Notes on fragment locations edit

  1. ^ Included in De lingua latina and Rerum rusticarum libri tres.
  2. ^ Included in Brutus, De Divinatione, De Inventione, De Natura Deorum, De Officiis, De Oratore, De Provinciis Consularibus, De re publica, De Senectute, Epistulae ad Atticum, Lucullus or Academica Priora, Pro Archia, Pro Balbo, Pro Murena, and Tusculanae Disputationes.
  3. ^ Included in Satires.
  4. ^ Included in Epistulae Morales ad Lucilium.
  5. ^ Included in Natural History.
  6. ^ Included in Commentary on Virgil.
  7. ^ Included in Institutio Oratoria.
  8. ^ Included in Correspondence.
  9. ^ Included in De deo Socratis.
  10. ^ Included in Attic Nights.
  11. ^ Included in Adversus Valentinianos.
  12. ^ Included in commentary on Horace.
  13. ^ Included in De Verborum Significatione.
  14. ^ Included in commentary on Statius.
  15. ^ Included in Artes.
  16. ^ Included in Technopaegnion.
  17. ^ Included in Ars Grammatica.
  18. ^ Included in Ars metrica.
  19. ^ Included in Ars Grammatica.
  20. ^ Included in The City of God.
  21. ^ Included in Commentary on Terence.
  22. ^ Included in Historiae Adversus Paganos.
  23. ^ Included in De compendiosa doctrina.
  24. ^ Included in Commentary on Virgil.
  25. ^ Included in De barbarismis et metaplasmis.
  26. ^ Included in Saturnalia.
  27. ^ Included in De orthographia.
  28. ^ Included in Pompeius in artem Donati.
  29. ^ Included in Institutiones Grammaticae.
  30. ^ Included in Etymologiae and On the Nature of Things.
  31. ^ Included in Epitome of Festus.
  32. ^ Included in commentary on Orosius's Historiae Adversus Paganos.
  33. ^ Included in commentary on Juvenal's Satires.
  34. ^ Included in Q. Ennii poettae vetustissimi quae supersunt fragmenta.

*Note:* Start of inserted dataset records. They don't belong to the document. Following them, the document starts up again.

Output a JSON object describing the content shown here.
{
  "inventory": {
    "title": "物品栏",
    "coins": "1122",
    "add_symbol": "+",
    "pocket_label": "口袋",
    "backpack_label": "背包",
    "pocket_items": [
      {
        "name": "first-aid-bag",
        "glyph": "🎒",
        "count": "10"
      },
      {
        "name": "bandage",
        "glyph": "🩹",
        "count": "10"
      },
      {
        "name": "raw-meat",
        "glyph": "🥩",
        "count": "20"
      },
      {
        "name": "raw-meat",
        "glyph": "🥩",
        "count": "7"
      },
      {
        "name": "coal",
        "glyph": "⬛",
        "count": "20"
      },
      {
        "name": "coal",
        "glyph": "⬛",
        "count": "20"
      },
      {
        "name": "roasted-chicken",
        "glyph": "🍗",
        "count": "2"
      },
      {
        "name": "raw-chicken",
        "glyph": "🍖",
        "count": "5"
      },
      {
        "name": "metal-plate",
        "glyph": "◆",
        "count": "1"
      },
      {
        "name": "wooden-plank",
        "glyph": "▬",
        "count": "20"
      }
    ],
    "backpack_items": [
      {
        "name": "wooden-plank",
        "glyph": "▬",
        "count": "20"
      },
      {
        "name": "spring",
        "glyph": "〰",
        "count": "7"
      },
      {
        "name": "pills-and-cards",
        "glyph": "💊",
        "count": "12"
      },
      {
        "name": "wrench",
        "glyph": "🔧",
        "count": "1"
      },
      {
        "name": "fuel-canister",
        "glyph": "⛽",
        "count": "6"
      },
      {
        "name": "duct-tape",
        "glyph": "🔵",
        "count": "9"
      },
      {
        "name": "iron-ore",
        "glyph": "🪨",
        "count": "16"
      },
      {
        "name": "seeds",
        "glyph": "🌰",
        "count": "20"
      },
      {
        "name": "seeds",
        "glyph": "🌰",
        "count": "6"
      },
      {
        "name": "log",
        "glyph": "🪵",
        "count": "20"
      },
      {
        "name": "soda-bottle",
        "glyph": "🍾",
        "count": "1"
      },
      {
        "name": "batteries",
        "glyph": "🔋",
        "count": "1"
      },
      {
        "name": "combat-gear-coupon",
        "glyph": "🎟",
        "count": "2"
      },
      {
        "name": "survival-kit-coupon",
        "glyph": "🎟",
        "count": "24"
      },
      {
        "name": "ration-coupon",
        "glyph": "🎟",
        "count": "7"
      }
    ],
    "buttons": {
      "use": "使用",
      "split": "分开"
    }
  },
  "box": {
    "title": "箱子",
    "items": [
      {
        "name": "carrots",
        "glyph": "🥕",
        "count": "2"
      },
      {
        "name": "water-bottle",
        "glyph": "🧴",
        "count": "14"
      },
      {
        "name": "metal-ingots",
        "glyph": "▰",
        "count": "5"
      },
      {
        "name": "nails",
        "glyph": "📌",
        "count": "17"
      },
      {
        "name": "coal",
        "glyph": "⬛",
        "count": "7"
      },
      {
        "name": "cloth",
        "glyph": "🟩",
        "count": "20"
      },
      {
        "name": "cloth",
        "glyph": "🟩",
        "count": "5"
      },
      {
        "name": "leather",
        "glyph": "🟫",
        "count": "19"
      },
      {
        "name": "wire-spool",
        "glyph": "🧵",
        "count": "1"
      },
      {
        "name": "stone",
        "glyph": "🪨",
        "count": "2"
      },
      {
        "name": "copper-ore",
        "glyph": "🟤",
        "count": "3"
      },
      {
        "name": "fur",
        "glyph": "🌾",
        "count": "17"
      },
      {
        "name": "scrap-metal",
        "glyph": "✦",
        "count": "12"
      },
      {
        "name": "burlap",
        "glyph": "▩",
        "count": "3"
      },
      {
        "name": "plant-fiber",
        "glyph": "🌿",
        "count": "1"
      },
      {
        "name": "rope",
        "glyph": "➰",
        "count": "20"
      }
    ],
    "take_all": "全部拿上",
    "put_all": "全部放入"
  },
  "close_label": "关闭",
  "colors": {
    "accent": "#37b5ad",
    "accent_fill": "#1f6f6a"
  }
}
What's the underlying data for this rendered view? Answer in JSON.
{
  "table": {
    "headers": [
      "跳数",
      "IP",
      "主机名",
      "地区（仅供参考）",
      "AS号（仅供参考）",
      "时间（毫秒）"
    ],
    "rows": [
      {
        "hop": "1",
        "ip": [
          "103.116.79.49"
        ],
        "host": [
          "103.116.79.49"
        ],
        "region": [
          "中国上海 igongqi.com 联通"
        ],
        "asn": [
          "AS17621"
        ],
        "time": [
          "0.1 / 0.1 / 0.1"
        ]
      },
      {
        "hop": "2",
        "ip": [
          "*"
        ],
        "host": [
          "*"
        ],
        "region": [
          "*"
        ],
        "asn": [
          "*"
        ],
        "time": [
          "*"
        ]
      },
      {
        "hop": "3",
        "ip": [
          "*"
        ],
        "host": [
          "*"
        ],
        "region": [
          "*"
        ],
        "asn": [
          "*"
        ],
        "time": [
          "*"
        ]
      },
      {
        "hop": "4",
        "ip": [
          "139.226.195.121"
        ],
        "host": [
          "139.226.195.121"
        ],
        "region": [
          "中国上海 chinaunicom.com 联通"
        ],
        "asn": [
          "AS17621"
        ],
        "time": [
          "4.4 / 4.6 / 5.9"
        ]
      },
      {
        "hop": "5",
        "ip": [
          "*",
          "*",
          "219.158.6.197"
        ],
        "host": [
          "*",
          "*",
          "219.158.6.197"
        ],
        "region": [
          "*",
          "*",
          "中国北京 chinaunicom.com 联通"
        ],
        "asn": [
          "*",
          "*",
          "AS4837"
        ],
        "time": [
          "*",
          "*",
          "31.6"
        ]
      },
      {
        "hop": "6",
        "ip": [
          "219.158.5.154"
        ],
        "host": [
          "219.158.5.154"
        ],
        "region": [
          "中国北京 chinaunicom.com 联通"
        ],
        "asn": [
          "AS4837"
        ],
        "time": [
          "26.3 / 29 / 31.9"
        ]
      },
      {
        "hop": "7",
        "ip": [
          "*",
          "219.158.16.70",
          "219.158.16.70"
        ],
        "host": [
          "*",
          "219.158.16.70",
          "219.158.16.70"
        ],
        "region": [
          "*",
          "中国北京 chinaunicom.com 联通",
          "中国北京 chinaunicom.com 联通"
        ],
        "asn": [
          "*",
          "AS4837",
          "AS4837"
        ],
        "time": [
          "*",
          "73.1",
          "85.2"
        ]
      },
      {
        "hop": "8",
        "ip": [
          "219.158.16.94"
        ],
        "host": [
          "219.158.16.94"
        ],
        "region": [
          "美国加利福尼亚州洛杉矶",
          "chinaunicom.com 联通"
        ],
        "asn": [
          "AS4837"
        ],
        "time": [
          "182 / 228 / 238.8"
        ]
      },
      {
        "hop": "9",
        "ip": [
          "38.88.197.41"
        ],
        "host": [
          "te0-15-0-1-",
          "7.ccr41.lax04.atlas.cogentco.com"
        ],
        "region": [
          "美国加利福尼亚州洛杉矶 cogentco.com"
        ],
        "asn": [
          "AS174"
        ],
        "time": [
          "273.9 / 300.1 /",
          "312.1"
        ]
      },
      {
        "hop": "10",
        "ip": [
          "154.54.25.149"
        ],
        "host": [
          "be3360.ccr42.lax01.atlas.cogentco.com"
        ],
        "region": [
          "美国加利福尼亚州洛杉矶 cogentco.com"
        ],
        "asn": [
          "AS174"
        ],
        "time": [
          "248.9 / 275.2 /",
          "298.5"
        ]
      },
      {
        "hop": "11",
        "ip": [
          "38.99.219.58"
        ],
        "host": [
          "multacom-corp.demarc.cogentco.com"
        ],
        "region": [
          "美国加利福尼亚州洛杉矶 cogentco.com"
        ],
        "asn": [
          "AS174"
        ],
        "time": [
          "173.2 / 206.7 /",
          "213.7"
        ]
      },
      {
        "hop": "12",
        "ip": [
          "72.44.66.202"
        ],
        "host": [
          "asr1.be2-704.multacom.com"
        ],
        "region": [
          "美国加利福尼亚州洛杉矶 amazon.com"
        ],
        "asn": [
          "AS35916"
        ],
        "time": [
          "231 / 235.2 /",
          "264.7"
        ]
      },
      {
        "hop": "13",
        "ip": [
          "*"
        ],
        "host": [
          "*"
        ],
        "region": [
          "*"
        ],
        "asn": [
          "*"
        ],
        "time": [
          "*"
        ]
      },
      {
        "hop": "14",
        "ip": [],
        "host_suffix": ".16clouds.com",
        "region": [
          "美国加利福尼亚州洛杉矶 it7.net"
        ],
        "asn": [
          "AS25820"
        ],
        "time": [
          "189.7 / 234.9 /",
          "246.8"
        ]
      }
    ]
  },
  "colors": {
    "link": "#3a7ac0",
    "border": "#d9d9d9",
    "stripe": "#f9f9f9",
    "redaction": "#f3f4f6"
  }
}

References edit

  1. ^ Goldberg & Manuwald (2018), pp. 151–52.
  2. ^ a b c d e f g h Suerbaum & Eck (2006).
  3. ^ a b c d e f Keith (2013), p. xiv.
  4. ^ Aicher (1989), pp. 227–32.
  5. ^ Goldberg & Manuwald (2018), p. 98.
  6. ^ a b Boyle (2003), pp. 37–38.
  7. ^ Elliott (2013), p. 298.
  8. ^ a b c d Boyle (2003), p. 38.
  9. ^ Pliny the Elder, Historia Naturalis 7.29.
  10. ^ a b c d Goldberg & Manuwald (2018), p. 99.
  11. ^ Goldberg & Manuwald (2018), p. 100.
  12. ^ Sharrock and Ash (2013), p. 174.
  13. ^ Goldberg & Manuwald (2018), pp. 102–03.
  14. ^ a b Goldberg & Manuwald (2018), p. 103.
  15. ^ Elliott (2013), pp. 75–134.
  16. ^ a b Elliott (2013), p. 134.
  17. ^ Goldberg & Manuwald (2018), p. 101.
  18. ^ Goldberg & Manuwald (2018), pp. 100–01.
  19. ^ Elliott (2013), pp. 365, 428, 451, 491.
  20. ^ a b Goldschmidt (2013), p. 1.
  21. ^ Kleve (1991).
  22. ^ Goldberg & Manuwald (2018), pp. 108–09.
  23. ^ Goldberg & Manuwald (2018), p. 104.
  24. ^ Warmington (1935).
  25. ^ Goldberg & Manuwald (2018).
  26. ^ "Fragmentary Republican Latin, Volume I". Harvard University Press. Retrieved January 21, 2018. This two-volume edition of Ennius ... replaces that of Warmington in Remains of Old Latin, Volume I.
  27. ^ a b Goldberg & Manuwald (2018), pp. 108–454.
  28. ^ Goldberg & Manuwald (2018), pp. 442–452.
  29. ^ a b Goldschmidt (2013), pp. 17, 35.
  30. ^ Goldschmidt (2013), p. 17.
  31. ^ Goldberg & Manuwald (2018), pp. 97–98.
  32. ^ a b Goldberg & Manuwald (2018), p. 44.
  33. ^ Suetonius, Vita Vergili.
  34. ^ Goldberg & Manuwald (2018), p. 61.
  35. ^ Ovid, Ars Amatoria 1.15.19–20.
  36. ^ Ovid, Tristia, 2.259–60.
  37. ^ a b Sharrock and Ashley (2013), p. 173.
  38. ^ a b c Wilson-Okamura (2010), p. 121.
  39. ^ Elliott (2013), pp. 428, 451.
  40. ^ Wilson-Okamura (2010), pp. 121–23.
  41. ^ a b Wilson-Okamura (2010), p. 123.
  42. ^ Goldberg & Manuwald (2018), pp. xxviii–xxix.

Bibliography edit